Many Kurds worry that the security laws that enable the government to shut down pro-Kurdish newspapers and radio stations will severely limit the effectiveness of the new reforms. What is needed instead, they say, is a fundamental change in Turkish attitudes toward the Kurdish minority.
In an August 29 letter to senior European Union officials, she praised the reforms as "historical," and noted that delay in the application process could make it "impossible to put into practice the recent legal arrangements and to speed up the pace of democratization." Having served slightly more than half of her 15-year sentence, and perhaps more entitled to a cynical view of Turkey's actions than most, Zana hailed the reforms as an affirmation of the "brotherhood between Turks and Kurds." On this view, the reforms might be a cause for measured optimism, a qualified victory in the Kurds' long and ongoing struggle for recognition by their Turkish neighbors.
Jonathan Mingle is the news manager for Cultural Survival Indigenous News. Turkish court acquits Kurdish children over language campaign.
Businesses seeking to answer the overwhelming demand for Kurdish language courses are already running into a tangle of bureaucratic stipulations and delays: The new "Regulation on the teaching of traditional languages and dialects used by Turkish Citizens in their daily lives" requires schools to open up new locations and hire new staff if they want to start Kurdish language programs, requiring capital investments that are not financially feasible for many operations.
For these and many other reasons, the reforms have elicited a mix of cautious hope and heavy skepticism from Kurds in Turkey and abroad.
The reforms have been hailed by many Kurds and human rights advocates as a major step toward greater recognition of Kurds' cultural rights and more equitable treatment for an ethnic group that has long faced institutionalized discrimination in the Muslim world's only "secular democracy." Entrepreneurs are applying in droves for permission to set up private schools for Kurdish language instruction, and Kurdish radio and television broadcasts are now legal on privately owned stations.

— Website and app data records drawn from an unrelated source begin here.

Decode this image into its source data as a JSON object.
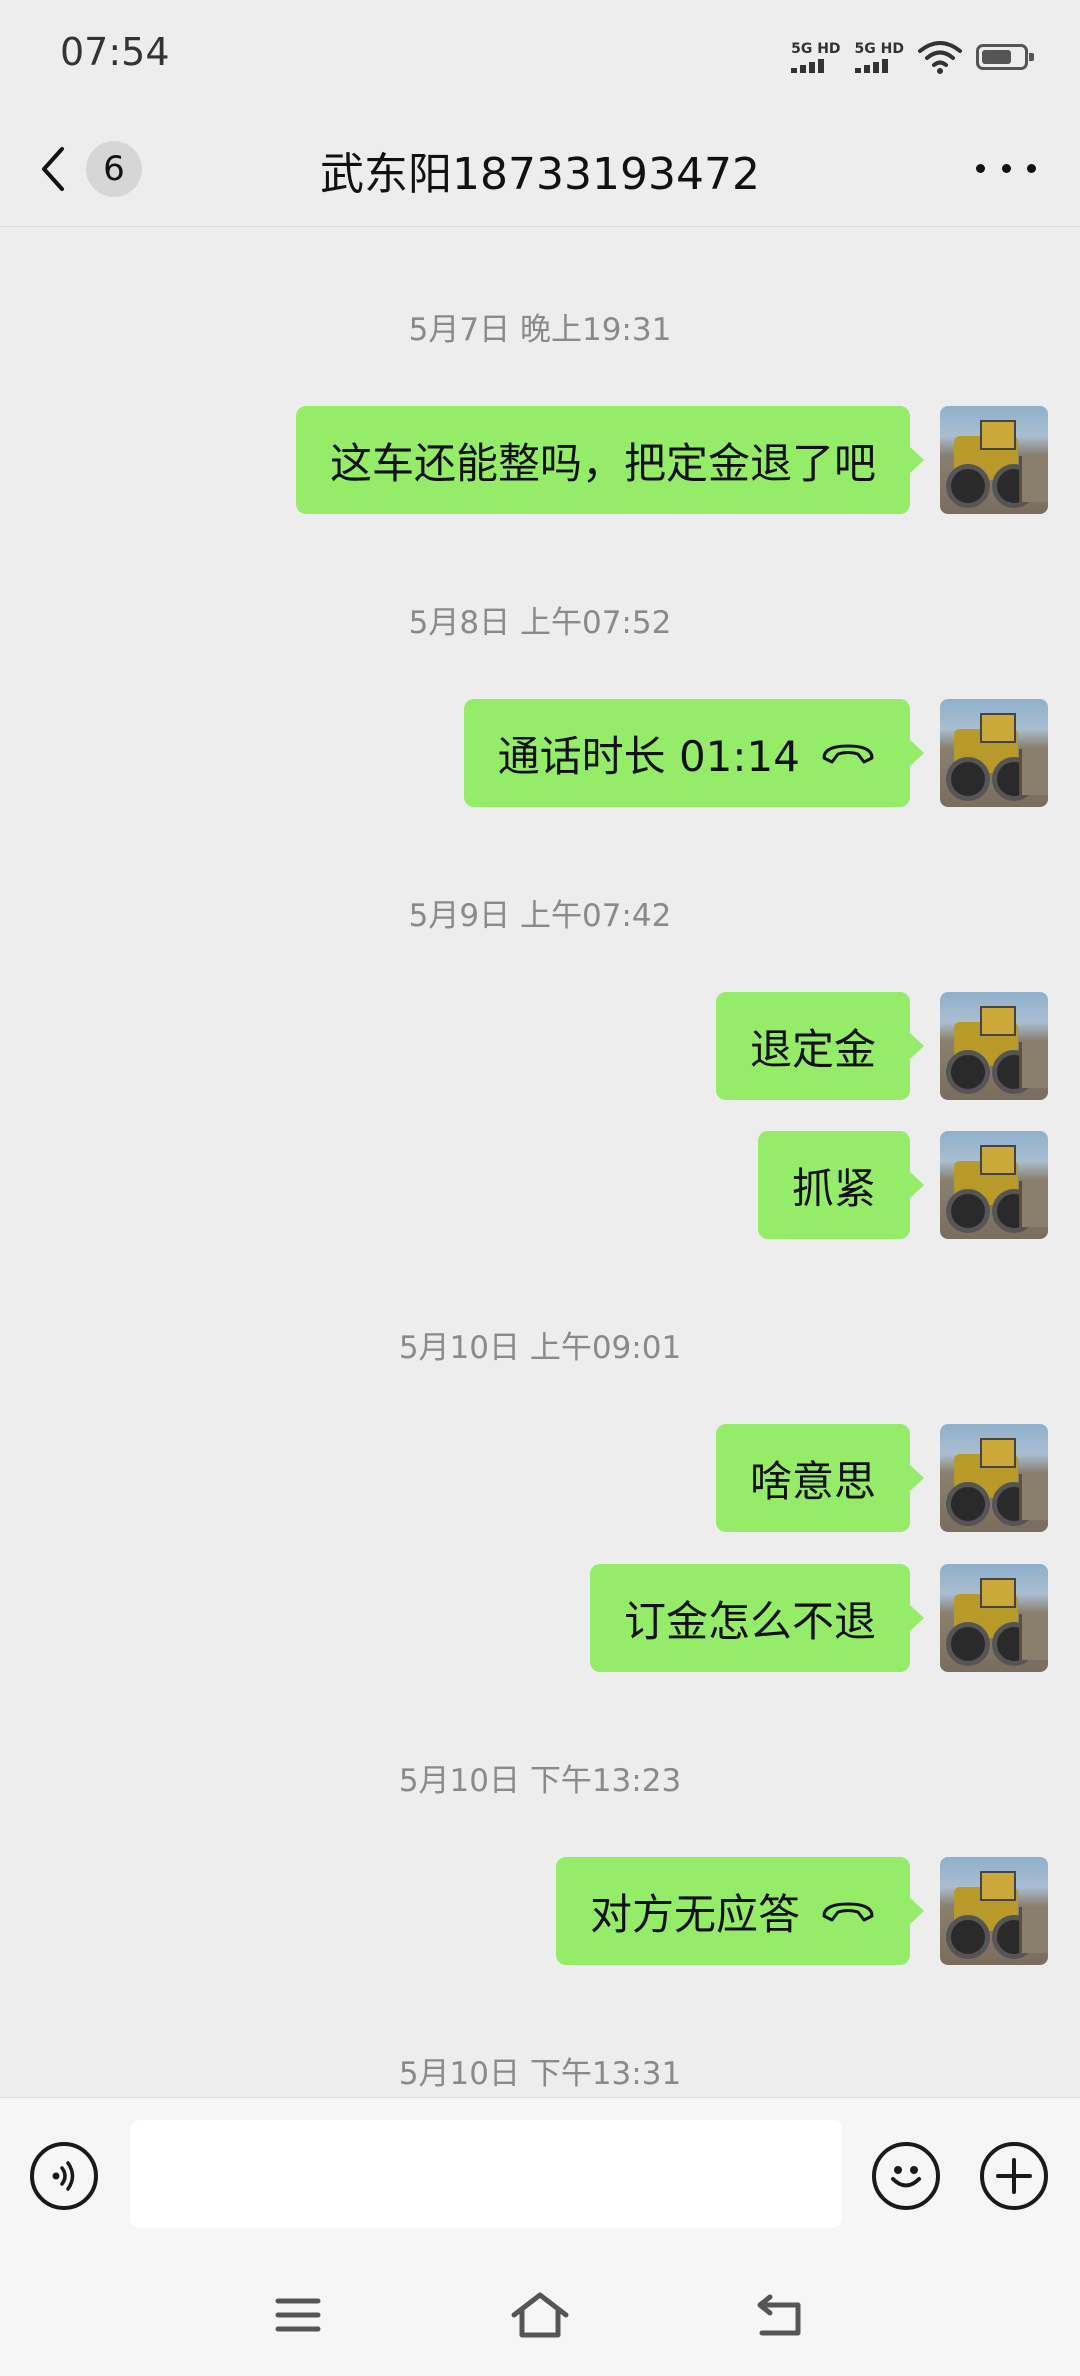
{
  "status_bar": {
    "time": "07:54",
    "sim1_label": "5G HD",
    "sim2_label": "5G HD",
    "icons": [
      "signal-icon",
      "signal-icon",
      "wifi-icon",
      "battery-icon"
    ]
  },
  "header": {
    "back_icon": "chevron-left-icon",
    "unread_count": "6",
    "title": "武东阳18733193472",
    "more_icon": "more-dots-icon"
  },
  "messages": [
    {
      "type": "timestamp",
      "text": "5月7日 晚上19:31"
    },
    {
      "type": "text",
      "side": "right",
      "text": "这车还能整吗，把定金退了吧"
    },
    {
      "type": "timestamp",
      "text": "5月8日 上午07:52"
    },
    {
      "type": "call",
      "side": "right",
      "text": "通话时长 01:14",
      "icon": "phone-hangup-icon"
    },
    {
      "type": "timestamp",
      "text": "5月9日 上午07:42"
    },
    {
      "type": "text",
      "side": "right",
      "text": "退定金"
    },
    {
      "type": "text",
      "side": "right",
      "text": "抓紧"
    },
    {
      "type": "timestamp",
      "text": "5月10日 上午09:01"
    },
    {
      "type": "text",
      "side": "right",
      "text": "啥意思"
    },
    {
      "type": "text",
      "side": "right",
      "text": "订金怎么不退"
    },
    {
      "type": "timestamp",
      "text": "5月10日 下午13:23"
    },
    {
      "type": "call",
      "side": "right",
      "text": "对方无应答",
      "icon": "phone-hangup-icon"
    },
    {
      "type": "timestamp",
      "text": "5月10日 下午13:31"
    }
  ],
  "input_bar": {
    "voice_icon": "voice-icon",
    "text_value": "",
    "emoji_icon": "emoji-icon",
    "plus_icon": "plus-icon"
  },
  "nav_bar": {
    "icons": [
      "menu-icon",
      "home-icon",
      "back-icon"
    ]
  },
  "colors": {
    "background": "#ededed",
    "bubble_green": "#95ec69",
    "timestamp_gray": "#8a8a8a"
  }
}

Yet Turkey still does not officially recognize the Kurds or any other ethnic group as minorities.Some hard-line members of parliament argue that the reforms are concessions to "separatist" elements, touching on wounds still fresh from the 15-year civil war with the outlawed secessionist Kurdistan Workers' Party (PKK). The war ended with a ceasefire in 1999, but not before nearly 37,000 people–mostly Kurds–were killed. Despite the sweeping scope of the reforms, there are few signs the status quo will change.Parents, such as Berdan Acun, are still forbidden from giving their children Kurdish names.The European Union has balked at setting a firm date to commence negotiations on Turkey's membership, citing continuing human rights abuses such as torture and heavy restrictions that remain in place on freedom of expression and association.